Rakth is also trouble by another matter. A series of deaths, seemingly accidental, has begun to plague the forests within a mile or so of the Shrine. He has summoned with Gaena, and he believes one of his other Acolytes is the culprit. He can't believe that, and is fooling himself that he misunderstood Gaena or that the Acolyte will stop. Still, the murders continue, and Rakth is beginning to think outside aid might be necessary.
The Elders do their best to stay out of all of the political situations in Vernlarum. They have no wish to invite further trouble on themselves. Still, the Elders see Thonk and Andath with some fondness, as they are both more elemental Shambles. They find Mandith detestable and an abomination—a refutation of the life cycle.
Nesad has recently arrived from Mandith as a diplomat, and spy. He was formally received by the Elders, but has since been completely ignored. The Elders hope that by doing this, the diplomat will simply leave. Duennas keep a constant watch over him, fearing he is up to some "evil necromancer" plot. Of course, they are partly right.
Nesad is a warlock who was sent here to spy on Gaena's defenses. And, while he has been doing the job dutifully, he has started to question if Mandith should go to war with Gaena or any other city. He is learning to enjoy the simple pleasures of hunting and fishing, and wonders what would become of the forests if the Suzerain had his way. His reports are beginning to reflect his belief that Gaena is an unsuitable Shamble for Mandites.
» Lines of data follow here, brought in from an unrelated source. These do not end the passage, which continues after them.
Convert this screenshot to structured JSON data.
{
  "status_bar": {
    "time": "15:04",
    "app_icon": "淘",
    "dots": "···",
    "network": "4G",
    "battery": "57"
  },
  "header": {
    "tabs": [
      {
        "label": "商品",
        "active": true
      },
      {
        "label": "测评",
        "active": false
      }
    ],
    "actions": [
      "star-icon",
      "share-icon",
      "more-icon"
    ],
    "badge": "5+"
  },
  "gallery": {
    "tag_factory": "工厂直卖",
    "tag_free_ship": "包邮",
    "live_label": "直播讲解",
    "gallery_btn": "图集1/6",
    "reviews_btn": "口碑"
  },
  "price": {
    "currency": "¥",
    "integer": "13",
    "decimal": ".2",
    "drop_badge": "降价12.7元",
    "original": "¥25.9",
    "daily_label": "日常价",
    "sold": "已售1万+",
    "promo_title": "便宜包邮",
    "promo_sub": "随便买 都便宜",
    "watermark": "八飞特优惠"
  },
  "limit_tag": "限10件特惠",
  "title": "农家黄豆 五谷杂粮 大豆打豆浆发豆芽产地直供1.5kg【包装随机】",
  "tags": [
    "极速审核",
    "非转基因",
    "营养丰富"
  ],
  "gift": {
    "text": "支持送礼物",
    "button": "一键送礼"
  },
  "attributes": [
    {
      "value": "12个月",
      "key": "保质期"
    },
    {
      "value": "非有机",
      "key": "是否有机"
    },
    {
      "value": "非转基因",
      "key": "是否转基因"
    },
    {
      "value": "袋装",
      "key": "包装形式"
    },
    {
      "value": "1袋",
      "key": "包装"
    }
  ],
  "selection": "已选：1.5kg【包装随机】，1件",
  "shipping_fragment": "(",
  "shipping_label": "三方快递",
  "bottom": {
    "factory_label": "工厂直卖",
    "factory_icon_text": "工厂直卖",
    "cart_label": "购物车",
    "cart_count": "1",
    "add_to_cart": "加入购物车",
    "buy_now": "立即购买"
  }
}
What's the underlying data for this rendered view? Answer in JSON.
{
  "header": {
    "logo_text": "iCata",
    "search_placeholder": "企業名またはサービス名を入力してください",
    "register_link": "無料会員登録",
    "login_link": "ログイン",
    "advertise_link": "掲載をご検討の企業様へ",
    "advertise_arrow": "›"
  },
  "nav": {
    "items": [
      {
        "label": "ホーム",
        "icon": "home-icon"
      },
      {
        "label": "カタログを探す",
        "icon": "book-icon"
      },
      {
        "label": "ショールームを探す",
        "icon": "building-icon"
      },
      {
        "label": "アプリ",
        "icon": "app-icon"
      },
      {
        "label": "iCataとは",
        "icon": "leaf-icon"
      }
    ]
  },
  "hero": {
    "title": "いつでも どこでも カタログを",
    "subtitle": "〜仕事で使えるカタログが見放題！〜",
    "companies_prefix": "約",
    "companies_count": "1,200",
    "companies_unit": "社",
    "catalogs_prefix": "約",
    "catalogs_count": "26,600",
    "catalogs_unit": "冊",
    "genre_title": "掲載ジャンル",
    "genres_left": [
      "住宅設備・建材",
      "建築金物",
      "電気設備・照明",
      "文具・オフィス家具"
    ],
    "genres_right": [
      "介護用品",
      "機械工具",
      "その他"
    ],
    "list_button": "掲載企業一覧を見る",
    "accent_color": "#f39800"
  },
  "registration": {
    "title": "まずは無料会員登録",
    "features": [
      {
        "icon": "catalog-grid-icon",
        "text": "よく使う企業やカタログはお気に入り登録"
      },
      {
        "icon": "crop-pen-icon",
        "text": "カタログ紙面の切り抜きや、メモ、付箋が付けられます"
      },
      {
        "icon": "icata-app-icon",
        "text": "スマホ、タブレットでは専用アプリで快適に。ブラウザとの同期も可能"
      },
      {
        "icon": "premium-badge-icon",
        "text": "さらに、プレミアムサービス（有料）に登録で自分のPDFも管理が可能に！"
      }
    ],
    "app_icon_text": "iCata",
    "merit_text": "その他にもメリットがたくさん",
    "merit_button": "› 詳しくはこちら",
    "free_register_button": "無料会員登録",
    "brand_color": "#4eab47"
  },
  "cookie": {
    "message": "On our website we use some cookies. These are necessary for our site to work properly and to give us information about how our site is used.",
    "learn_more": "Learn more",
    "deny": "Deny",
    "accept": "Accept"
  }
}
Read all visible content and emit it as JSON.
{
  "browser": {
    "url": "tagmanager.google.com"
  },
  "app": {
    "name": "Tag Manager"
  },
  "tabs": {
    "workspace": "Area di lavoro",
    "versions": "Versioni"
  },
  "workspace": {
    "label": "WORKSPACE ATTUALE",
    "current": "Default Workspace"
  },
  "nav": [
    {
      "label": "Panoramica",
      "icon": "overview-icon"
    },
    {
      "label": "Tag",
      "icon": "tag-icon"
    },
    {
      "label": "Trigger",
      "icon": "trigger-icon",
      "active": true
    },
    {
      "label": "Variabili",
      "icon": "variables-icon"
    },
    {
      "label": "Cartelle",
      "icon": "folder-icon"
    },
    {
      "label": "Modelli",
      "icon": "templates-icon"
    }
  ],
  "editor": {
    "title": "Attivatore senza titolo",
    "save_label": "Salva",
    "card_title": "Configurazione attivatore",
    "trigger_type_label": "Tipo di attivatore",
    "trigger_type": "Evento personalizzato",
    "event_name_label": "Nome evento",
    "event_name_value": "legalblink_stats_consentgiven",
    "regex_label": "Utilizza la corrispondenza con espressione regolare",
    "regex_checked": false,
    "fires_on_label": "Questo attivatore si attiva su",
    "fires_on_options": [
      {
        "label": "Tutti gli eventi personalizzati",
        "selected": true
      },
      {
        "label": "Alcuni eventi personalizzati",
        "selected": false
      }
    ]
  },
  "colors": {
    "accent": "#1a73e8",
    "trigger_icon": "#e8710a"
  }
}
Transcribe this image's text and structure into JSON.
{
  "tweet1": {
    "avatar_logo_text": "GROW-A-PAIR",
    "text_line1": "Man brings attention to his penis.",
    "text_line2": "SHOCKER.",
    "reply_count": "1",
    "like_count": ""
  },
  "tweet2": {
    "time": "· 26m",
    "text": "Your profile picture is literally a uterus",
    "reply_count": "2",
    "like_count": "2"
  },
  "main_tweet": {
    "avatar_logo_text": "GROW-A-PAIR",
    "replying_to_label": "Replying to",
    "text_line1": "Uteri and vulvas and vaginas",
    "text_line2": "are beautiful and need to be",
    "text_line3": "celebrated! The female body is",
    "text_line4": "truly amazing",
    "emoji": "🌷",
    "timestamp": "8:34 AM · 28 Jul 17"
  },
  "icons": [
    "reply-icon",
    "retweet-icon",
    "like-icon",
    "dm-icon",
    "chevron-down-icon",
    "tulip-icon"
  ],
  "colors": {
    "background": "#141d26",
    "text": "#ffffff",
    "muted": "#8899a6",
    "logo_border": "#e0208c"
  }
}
His one problem is a series of illness have arisen in the few Gaenans he has interacted with. No one has died yet, but the illness is troubling. Some are calling for his forceable removal, and he is trying to understand the cause.
The Elders are some of the most well-educated non-wizards in Vernlarum about magic. The Elders tolerate magic, and magic-users, to the extent that they tolerate anything or anyone. They do, however, believe wizards, with their attempts to analyze, intellectualize, and understand magic are baffling and laughable. To druids, magic is to be felt, not understood; to be heard, not read. Because of their feelings about magic-users, wizards receive a welcome they are not expecting—acceptance tinged with disdain. Wizards are not accustomed to people looking down on them. Sorcerers, and others with an innate talent for magic, are seen as "proper magic-users" with a gift the druids may not understand but see as similar to their own.